§ WHAT THIS TASK INVOLVES:
When you reach the records below, output each one exactly.
──────── RECORDS TO PROCESS ────────
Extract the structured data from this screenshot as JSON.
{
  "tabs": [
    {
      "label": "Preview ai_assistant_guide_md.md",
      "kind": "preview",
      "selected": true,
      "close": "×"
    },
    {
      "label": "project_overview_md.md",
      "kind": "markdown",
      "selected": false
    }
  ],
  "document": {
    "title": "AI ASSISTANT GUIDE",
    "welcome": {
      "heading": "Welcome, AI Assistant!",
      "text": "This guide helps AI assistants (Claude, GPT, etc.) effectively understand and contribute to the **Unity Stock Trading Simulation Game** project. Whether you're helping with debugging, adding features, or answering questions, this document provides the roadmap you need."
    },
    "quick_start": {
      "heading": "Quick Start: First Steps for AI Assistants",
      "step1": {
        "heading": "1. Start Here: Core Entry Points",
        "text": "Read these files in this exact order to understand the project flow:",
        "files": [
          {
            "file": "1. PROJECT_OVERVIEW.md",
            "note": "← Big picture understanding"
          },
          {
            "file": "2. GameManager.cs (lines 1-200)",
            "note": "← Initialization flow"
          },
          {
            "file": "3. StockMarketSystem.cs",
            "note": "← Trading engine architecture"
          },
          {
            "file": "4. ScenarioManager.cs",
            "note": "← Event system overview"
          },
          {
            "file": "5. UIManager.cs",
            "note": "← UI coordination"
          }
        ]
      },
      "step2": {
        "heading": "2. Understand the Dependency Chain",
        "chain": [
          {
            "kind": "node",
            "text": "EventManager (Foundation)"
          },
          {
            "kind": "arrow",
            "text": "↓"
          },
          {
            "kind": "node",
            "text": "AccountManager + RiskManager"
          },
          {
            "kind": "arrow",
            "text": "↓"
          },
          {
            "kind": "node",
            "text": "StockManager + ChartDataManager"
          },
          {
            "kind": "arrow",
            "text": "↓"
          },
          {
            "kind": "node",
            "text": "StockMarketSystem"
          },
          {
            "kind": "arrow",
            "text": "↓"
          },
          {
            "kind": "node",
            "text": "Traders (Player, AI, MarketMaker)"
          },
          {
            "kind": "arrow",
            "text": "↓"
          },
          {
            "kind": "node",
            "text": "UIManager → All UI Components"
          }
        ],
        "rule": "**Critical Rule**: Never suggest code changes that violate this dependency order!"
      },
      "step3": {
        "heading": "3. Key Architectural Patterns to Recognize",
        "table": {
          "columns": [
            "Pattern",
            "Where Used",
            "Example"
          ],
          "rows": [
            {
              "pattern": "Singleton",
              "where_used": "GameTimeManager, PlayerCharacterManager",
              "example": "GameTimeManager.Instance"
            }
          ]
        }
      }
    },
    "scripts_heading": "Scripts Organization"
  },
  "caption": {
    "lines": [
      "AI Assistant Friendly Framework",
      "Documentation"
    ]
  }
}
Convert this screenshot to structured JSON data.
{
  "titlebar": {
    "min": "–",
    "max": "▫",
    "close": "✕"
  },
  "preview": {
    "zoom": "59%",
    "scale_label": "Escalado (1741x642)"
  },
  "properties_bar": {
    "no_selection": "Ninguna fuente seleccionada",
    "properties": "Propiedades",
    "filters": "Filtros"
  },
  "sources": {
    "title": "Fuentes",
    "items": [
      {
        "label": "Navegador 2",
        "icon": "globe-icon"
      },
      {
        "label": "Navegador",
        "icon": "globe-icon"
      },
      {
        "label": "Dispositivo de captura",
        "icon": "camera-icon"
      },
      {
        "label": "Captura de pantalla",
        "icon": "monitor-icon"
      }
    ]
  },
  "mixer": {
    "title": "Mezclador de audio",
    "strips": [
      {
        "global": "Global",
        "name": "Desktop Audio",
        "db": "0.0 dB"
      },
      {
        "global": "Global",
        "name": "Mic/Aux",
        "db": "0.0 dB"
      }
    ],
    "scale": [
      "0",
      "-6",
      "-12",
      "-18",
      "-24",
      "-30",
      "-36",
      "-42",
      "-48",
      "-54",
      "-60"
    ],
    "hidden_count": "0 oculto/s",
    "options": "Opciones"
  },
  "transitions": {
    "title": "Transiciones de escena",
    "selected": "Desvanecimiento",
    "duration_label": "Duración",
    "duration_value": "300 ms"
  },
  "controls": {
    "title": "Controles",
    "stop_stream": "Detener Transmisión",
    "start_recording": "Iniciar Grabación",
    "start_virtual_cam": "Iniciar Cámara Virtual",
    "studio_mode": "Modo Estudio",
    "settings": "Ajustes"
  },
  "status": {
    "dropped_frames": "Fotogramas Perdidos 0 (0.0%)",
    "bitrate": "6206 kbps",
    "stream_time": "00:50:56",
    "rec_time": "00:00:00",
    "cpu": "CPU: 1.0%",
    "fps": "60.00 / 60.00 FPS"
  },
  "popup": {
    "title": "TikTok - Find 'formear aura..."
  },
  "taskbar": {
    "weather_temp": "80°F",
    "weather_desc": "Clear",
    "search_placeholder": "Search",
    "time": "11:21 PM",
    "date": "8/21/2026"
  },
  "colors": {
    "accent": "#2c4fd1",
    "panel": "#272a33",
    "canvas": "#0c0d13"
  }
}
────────
§ SOLUTION TO THE PROBLEM:
Extract the structured data from this screenshot as JSON.
{
  "tabs": [
    {
      "label": "Preview ai_assistant_guide_md.md",
      "kind": "preview",
      "selected": true,
      "close": "×"
    },
    {
      "label": "project_overview_md.md",
      "kind": "markdown",
      "selected": false
    }
  ],
  "document": {
    "title": "AI ASSISTANT GUIDE",
    "welcome": {
      "heading": "Welcome, AI Assistant!",
      "text": "This guide helps AI assistants (Claude, GPT, etc.) effectively understand and contribute to the **Unity Stock Trading Simulation Game** project. Whether you're helping with debugging, adding features, or answering questions, this document provides the roadmap you need."
    },
    "quick_start": {
      "heading": "Quick Start: First Steps for AI Assistants",
      "step1": {
        "heading": "1. Start Here: Core Entry Points",
        "text": "Read these files in this exact order to understand the project flow:",
        "files": [
          {
            "file": "1. PROJECT_OVERVIEW.md",
            "note": "← Big picture understanding"
          },
          {
            "file": "2. GameManager.cs (lines 1-200)",
            "note": "← Initialization flow"
          },
          {
            "file": "3. StockMarketSystem.cs",
            "note": "← Trading engine architecture"
          },
          {
            "file": "4. ScenarioManager.cs",
            "note": "← Event system overview"
          },
          {
            "file": "5. UIManager.cs",
            "note": "← UI coordination"
          }
        ]
      },
      "step2": {
        "heading": "2. Understand the Dependency Chain",
        "chain": [
          {
            "kind": "node",
            "text": "EventManager (Foundation)"
          },
          {
            "kind": "arrow",
            "text": "↓"
          },
          {
            "kind": "node",
            "text": "AccountManager + RiskManager"
          },
          {
            "kind": "arrow",
            "text": "↓"
          },
          {
            "kind": "node",
            "text": "StockManager + ChartDataManager"
          },
          {
            "kind": "arrow",
            "text": "↓"
          },
          {
            "kind": "node",
            "text": "StockMarketSystem"
          },
          {
            "kind": "arrow",
            "text": "↓"
          },
          {
            "kind": "node",
            "text": "Traders (Player, AI, MarketMaker)"
          },
          {
            "kind": "arrow",
            "text": "↓"
          },
          {
            "kind": "node",
            "text": "UIManager → All UI Components"
          }
        ],
        "rule": "**Critical Rule**: Never suggest code changes that violate this dependency order!"
      },
      "step3": {
        "heading": "3. Key Architectural Patterns to Recognize",
        "table": {
          "columns": [
            "Pattern",
            "Where Used",
            "Example"
          ],
          "rows": [
            {
              "pattern": "Singleton",
              "where_used": "GameTimeManager, PlayerCharacterManager",
              "example": "GameTimeManager.Instance"
            }
          ]
        }
      }
    },
    "scripts_heading": "Scripts Organization"
  },
  "caption": {
    "lines": [
      "AI Assistant Friendly Framework",
      "Documentation"
    ]
  }
}
Convert this screenshot to structured JSON data.
{
  "titlebar": {
    "min": "–",
    "max": "▫",
    "close": "✕"
  },
  "preview": {
    "zoom": "59%",
    "scale_label": "Escalado (1741x642)"
  },
  "properties_bar": {
    "no_selection": "Ninguna fuente seleccionada",
    "properties": "Propiedades",
    "filters": "Filtros"
  },
  "sources": {
    "title": "Fuentes",
    "items": [
      {
        "label": "Navegador 2",
        "icon": "globe-icon"
      },
      {
        "label": "Navegador",
        "icon": "globe-icon"
      },
      {
        "label": "Dispositivo de captura",
        "icon": "camera-icon"
      },
      {
        "label": "Captura de pantalla",
        "icon": "monitor-icon"
      }
    ]
  },
  "mixer": {
    "title": "Mezclador de audio",
    "strips": [
      {
        "global": "Global",
        "name": "Desktop Audio",
        "db": "0.0 dB"
      },
      {
        "global": "Global",
        "name": "Mic/Aux",
        "db": "0.0 dB"
      }
    ],
    "scale": [
      "0",
      "-6",
      "-12",
      "-18",
      "-24",
      "-30",
      "-36",
      "-42",
      "-48",
      "-54",
      "-60"
    ],
    "hidden_count": "0 oculto/s",
    "options": "Opciones"
  },
  "transitions": {
    "title": "Transiciones de escena",
    "selected": "Desvanecimiento",
    "duration_label": "Duración",
    "duration_value": "300 ms"
  },
  "controls": {
    "title": "Controles",
    "stop_stream": "Detener Transmisión",
    "start_recording": "Iniciar Grabación",
    "start_virtual_cam": "Iniciar Cámara Virtual",
    "studio_mode": "Modo Estudio",
    "settings": "Ajustes"
  },
  "status": {
    "dropped_frames": "Fotogramas Perdidos 0 (0.0%)",
    "bitrate": "6206 kbps",
    "stream_time": "00:50:56",
    "rec_time": "00:00:00",
    "cpu": "CPU: 1.0%",
    "fps": "60.00 / 60.00 FPS"
  },
  "popup": {
    "title": "TikTok - Find 'formear aura..."
  },
  "taskbar": {
    "weather_temp": "80°F",
    "weather_desc": "Clear",
    "search_placeholder": "Search",
    "time": "11:21 PM",
    "date": "8/21/2026"
  },
  "colors": {
    "accent": "#2c4fd1",
    "panel": "#272a33",
    "canvas": "#0c0d13"
  }
}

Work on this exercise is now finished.